**Available data**.

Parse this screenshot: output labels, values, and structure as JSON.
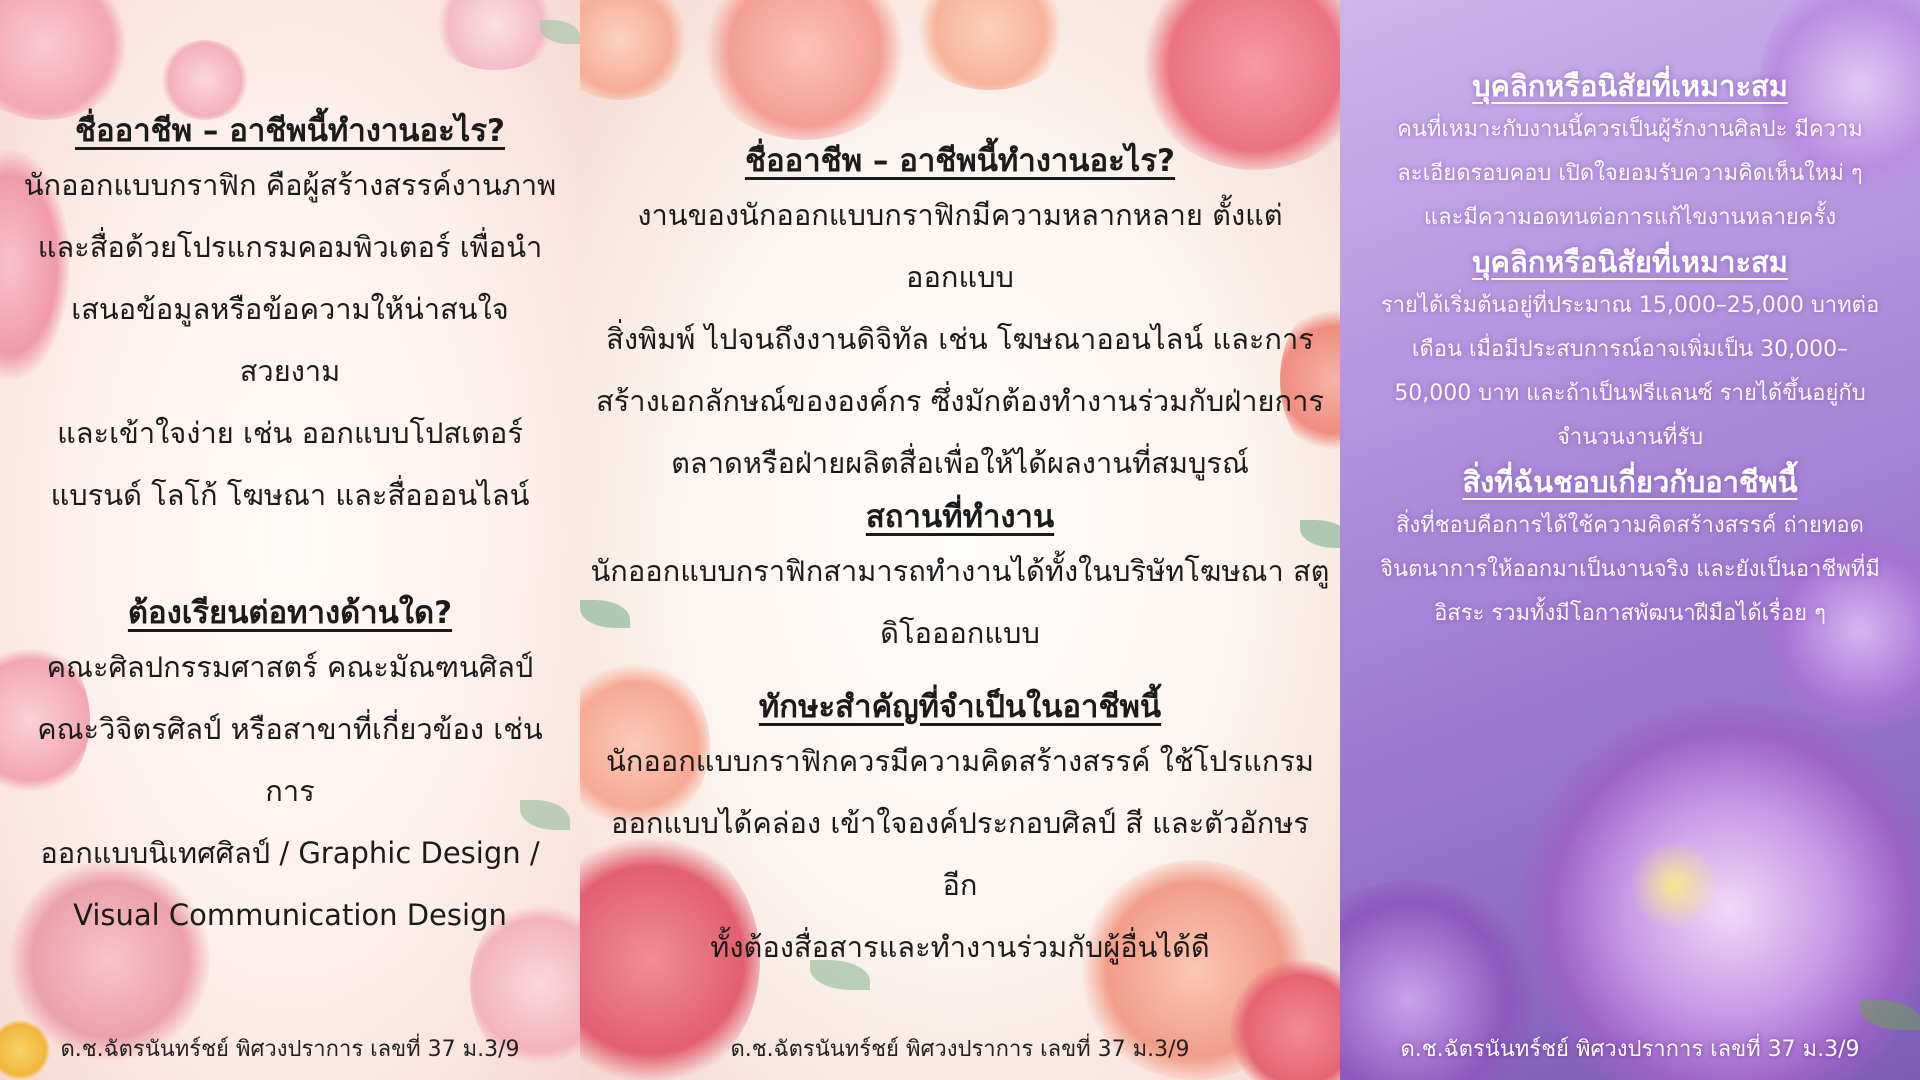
{
  "panel1": {
    "heading1": "ชื่ออาชีพ – อาชีพนี้ทำงานอะไร?",
    "text1_lines": [
      "นักออกแบบกราฟิก คือผู้สร้างสรรค์งานภาพ",
      "และสื่อด้วยโปรแกรมคอมพิวเตอร์ เพื่อนำ",
      "เสนอข้อมูลหรือข้อความให้น่าสนใจ สวยงาม",
      "และเข้าใจง่าย เช่น ออกแบบโปสเตอร์",
      "แบรนด์ โลโก้ โฆษณา และสื่อออนไลน์"
    ],
    "heading2": "ต้องเรียนต่อทางด้านใด?",
    "text2_lines": [
      "คณะศิลปกรรมศาสตร์ คณะมัณฑนศิลป์",
      "คณะวิจิตรศิลป์ หรือสาขาที่เกี่ยวข้อง เช่น การ",
      "ออกแบบนิเทศศิลป์ / Graphic Design /",
      "Visual Communication Design"
    ],
    "footer": "ด.ช.ฉัตรนันทร์ชย์ พิศวงปราการ เลขที่ 37 ม.3/9"
  },
  "panel2": {
    "heading1": "ชื่ออาชีพ – อาชีพนี้ทำงานอะไร?",
    "text1_lines": [
      "งานของนักออกแบบกราฟิกมีความหลากหลาย ตั้งแต่ออกแบบ",
      "สิ่งพิมพ์  ไปจนถึงงานดิจิทัล เช่น โฆษณาออนไลน์ และการ",
      "สร้างเอกลักษณ์ขององค์กร ซึ่งมักต้องทำงานร่วมกับฝ่ายการ",
      "ตลาดหรือฝ่ายผลิตสื่อเพื่อให้ได้ผลงานที่สมบูรณ์"
    ],
    "heading2": "สถานที่ทำงาน",
    "text2_lines": [
      "นักออกแบบกราฟิกสามารถทำงานได้ทั้งในบริษัทโฆษณา สตู",
      "ดิโอออกแบบ"
    ],
    "heading3": "ทักษะสำคัญที่จำเป็นในอาชีพนี้",
    "text3_lines": [
      "นักออกแบบกราฟิกควรมีความคิดสร้างสรรค์ ใช้โปรแกรม",
      "ออกแบบได้คล่อง เข้าใจองค์ประกอบศิลป์ สี และตัวอักษร อีก",
      "ทั้งต้องสื่อสารและทำงานร่วมกับผู้อื่นได้ดี"
    ],
    "footer": "ด.ช.ฉัตรนันทร์ชย์ พิศวงปราการ เลขที่ 37 ม.3/9"
  },
  "panel3": {
    "heading1": "บุคลิกหรือนิสัยที่เหมาะสม",
    "text1_lines": [
      "คนที่เหมาะกับงานนี้ควรเป็นผู้รักงานศิลปะ มีความ",
      "ละเอียดรอบคอบ เปิดใจยอมรับความคิดเห็นใหม่ ๆ",
      "และมีความอดทนต่อการแก้ไขงานหลายครั้ง"
    ],
    "heading2": "บุคลิกหรือนิสัยที่เหมาะสม",
    "text2_lines": [
      "รายได้เริ่มต้นอยู่ที่ประมาณ 15,000–25,000 บาทต่อ",
      "เดือน เมื่อมีประสบการณ์อาจเพิ่มเป็น 30,000–",
      "50,000 บาท และถ้าเป็นฟรีแลนซ์ รายได้ขึ้นอยู่กับ",
      "จำนวนงานที่รับ"
    ],
    "heading3": "สิ่งที่ฉันชอบเกี่ยวกับอาชีพนี้",
    "text3_lines": [
      "สิ่งที่ชอบคือการได้ใช้ความคิดสร้างสรรค์ ถ่ายทอด",
      "จินตนาการให้ออกมาเป็นงานจริง และยังเป็นอาชีพที่มี",
      "อิสระ รวมทั้งมีโอกาสพัฒนาฝีมือได้เรื่อย ๆ"
    ],
    "footer": "ด.ช.ฉัตรนันทร์ชย์ พิศวงปราการ เลขที่ 37 ม.3/9"
  },
  "colors": {
    "panel1_bg": "#fdf0ec",
    "panel2_bg": "#fbf3ee",
    "panel3_bg": "#a985d6",
    "pink_flower": "#f4a6b3",
    "peach_flower": "#f7b199",
    "rose": "#ee7a86",
    "purple_lily": "#9b62c9"
  }
}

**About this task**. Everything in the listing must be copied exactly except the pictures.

**Written response**.
Parse this screenshot: output labels, values, and structure as JSON.
{
  "panel1": {
    "heading1": "ชื่ออาชีพ – อาชีพนี้ทำงานอะไร?",
    "text1_lines": [
      "นักออกแบบกราฟิก คือผู้สร้างสรรค์งานภาพ",
      "และสื่อด้วยโปรแกรมคอมพิวเตอร์ เพื่อนำ",
      "เสนอข้อมูลหรือข้อความให้น่าสนใจ สวยงาม",
      "และเข้าใจง่าย เช่น ออกแบบโปสเตอร์",
      "แบรนด์ โลโก้ โฆษณา และสื่อออนไลน์"
    ],
    "heading2": "ต้องเรียนต่อทางด้านใด?",
    "text2_lines": [
      "คณะศิลปกรรมศาสตร์ คณะมัณฑนศิลป์",
      "คณะวิจิตรศิลป์ หรือสาขาที่เกี่ยวข้อง เช่น การ",
      "ออกแบบนิเทศศิลป์ / Graphic Design /",
      "Visual Communication Design"
    ],
    "footer": "ด.ช.ฉัตรนันทร์ชย์ พิศวงปราการ เลขที่ 37 ม.3/9"
  },
  "panel2": {
    "heading1": "ชื่ออาชีพ – อาชีพนี้ทำงานอะไร?",
    "text1_lines": [
      "งานของนักออกแบบกราฟิกมีความหลากหลาย ตั้งแต่ออกแบบ",
      "สิ่งพิมพ์  ไปจนถึงงานดิจิทัล เช่น โฆษณาออนไลน์ และการ",
      "สร้างเอกลักษณ์ขององค์กร ซึ่งมักต้องทำงานร่วมกับฝ่ายการ",
      "ตลาดหรือฝ่ายผลิตสื่อเพื่อให้ได้ผลงานที่สมบูรณ์"
    ],
    "heading2": "สถานที่ทำงาน",
    "text2_lines": [
      "นักออกแบบกราฟิกสามารถทำงานได้ทั้งในบริษัทโฆษณา สตู",
      "ดิโอออกแบบ"
    ],
    "heading3": "ทักษะสำคัญที่จำเป็นในอาชีพนี้",
    "text3_lines": [
      "นักออกแบบกราฟิกควรมีความคิดสร้างสรรค์ ใช้โปรแกรม",
      "ออกแบบได้คล่อง เข้าใจองค์ประกอบศิลป์ สี และตัวอักษร อีก",
      "ทั้งต้องสื่อสารและทำงานร่วมกับผู้อื่นได้ดี"
    ],
    "footer": "ด.ช.ฉัตรนันทร์ชย์ พิศวงปราการ เลขที่ 37 ม.3/9"
  },
  "panel3": {
    "heading1": "บุคลิกหรือนิสัยที่เหมาะสม",
    "text1_lines": [
      "คนที่เหมาะกับงานนี้ควรเป็นผู้รักงานศิลปะ มีความ",
      "ละเอียดรอบคอบ เปิดใจยอมรับความคิดเห็นใหม่ ๆ",
      "และมีความอดทนต่อการแก้ไขงานหลายครั้ง"
    ],
    "heading2": "บุคลิกหรือนิสัยที่เหมาะสม",
    "text2_lines": [
      "รายได้เริ่มต้นอยู่ที่ประมาณ 15,000–25,000 บาทต่อ",
      "เดือน เมื่อมีประสบการณ์อาจเพิ่มเป็น 30,000–",
      "50,000 บาท และถ้าเป็นฟรีแลนซ์ รายได้ขึ้นอยู่กับ",
      "จำนวนงานที่รับ"
    ],
    "heading3": "สิ่งที่ฉันชอบเกี่ยวกับอาชีพนี้",
    "text3_lines": [
      "สิ่งที่ชอบคือการได้ใช้ความคิดสร้างสรรค์ ถ่ายทอด",
      "จินตนาการให้ออกมาเป็นงานจริง และยังเป็นอาชีพที่มี",
      "อิสระ รวมทั้งมีโอกาสพัฒนาฝีมือได้เรื่อย ๆ"
    ],
    "footer": "ด.ช.ฉัตรนันทร์ชย์ พิศวงปราการ เลขที่ 37 ม.3/9"
  },
  "colors": {
    "panel1_bg": "#fdf0ec",
    "panel2_bg": "#fbf3ee",
    "panel3_bg": "#a985d6",
    "pink_flower": "#f4a6b3",
    "peach_flower": "#f7b199",
    "rose": "#ee7a86",
    "purple_lily": "#9b62c9"
  }
}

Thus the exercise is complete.